Please report how many lines below contain "Anzahl", writing nothing except the number.

=== Section Start ===

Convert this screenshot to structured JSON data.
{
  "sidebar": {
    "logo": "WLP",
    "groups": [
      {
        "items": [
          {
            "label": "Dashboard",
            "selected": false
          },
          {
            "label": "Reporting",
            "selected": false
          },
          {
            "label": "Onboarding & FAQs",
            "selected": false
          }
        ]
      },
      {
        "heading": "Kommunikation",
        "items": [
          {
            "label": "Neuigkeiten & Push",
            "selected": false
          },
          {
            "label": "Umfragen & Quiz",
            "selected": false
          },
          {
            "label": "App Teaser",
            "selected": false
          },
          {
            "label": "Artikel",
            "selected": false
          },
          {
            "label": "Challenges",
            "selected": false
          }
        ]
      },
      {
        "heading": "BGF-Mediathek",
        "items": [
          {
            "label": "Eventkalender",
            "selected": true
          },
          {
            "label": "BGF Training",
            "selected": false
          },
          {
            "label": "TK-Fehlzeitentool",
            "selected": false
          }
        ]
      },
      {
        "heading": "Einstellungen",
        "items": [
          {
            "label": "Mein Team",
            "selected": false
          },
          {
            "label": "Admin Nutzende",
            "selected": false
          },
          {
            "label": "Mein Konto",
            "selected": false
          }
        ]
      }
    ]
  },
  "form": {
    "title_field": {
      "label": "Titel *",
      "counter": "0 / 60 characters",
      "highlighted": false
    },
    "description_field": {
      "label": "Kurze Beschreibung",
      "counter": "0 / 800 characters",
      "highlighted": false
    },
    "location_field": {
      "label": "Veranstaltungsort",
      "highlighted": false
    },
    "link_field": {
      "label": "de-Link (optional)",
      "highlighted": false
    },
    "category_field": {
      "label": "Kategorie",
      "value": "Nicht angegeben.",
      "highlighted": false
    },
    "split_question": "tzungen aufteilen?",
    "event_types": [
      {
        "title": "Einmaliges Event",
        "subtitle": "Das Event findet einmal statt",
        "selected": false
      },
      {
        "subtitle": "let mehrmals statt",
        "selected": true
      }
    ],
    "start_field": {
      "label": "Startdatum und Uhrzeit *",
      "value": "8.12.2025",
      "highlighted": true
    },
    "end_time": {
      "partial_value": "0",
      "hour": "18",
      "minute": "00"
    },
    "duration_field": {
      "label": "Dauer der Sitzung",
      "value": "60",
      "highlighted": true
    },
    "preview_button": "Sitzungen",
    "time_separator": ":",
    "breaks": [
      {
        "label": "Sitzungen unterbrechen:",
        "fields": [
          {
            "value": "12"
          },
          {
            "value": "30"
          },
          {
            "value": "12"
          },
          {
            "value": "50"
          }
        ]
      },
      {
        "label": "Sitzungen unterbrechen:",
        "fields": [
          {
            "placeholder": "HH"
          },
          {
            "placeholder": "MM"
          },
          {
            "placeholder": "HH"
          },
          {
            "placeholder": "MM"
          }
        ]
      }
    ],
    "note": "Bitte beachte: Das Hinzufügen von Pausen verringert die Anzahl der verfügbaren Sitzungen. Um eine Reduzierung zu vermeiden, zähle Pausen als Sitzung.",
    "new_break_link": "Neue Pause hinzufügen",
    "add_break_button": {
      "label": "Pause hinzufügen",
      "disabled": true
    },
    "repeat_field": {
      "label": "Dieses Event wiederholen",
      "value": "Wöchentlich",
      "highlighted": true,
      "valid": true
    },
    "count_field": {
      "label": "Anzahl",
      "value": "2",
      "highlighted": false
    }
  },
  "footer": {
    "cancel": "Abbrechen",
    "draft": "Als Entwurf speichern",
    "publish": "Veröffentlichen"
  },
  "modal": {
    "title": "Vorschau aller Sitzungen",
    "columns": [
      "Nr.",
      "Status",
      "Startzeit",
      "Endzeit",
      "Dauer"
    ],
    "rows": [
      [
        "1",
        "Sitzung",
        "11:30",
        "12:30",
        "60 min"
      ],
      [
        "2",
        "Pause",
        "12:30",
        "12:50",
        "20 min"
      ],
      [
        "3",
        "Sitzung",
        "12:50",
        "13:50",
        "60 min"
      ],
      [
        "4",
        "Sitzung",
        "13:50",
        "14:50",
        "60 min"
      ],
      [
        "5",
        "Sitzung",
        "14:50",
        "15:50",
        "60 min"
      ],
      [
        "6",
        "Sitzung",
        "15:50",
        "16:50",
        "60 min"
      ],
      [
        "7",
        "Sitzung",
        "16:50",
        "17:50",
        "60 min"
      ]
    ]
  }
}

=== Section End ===

§ **Written solution**
2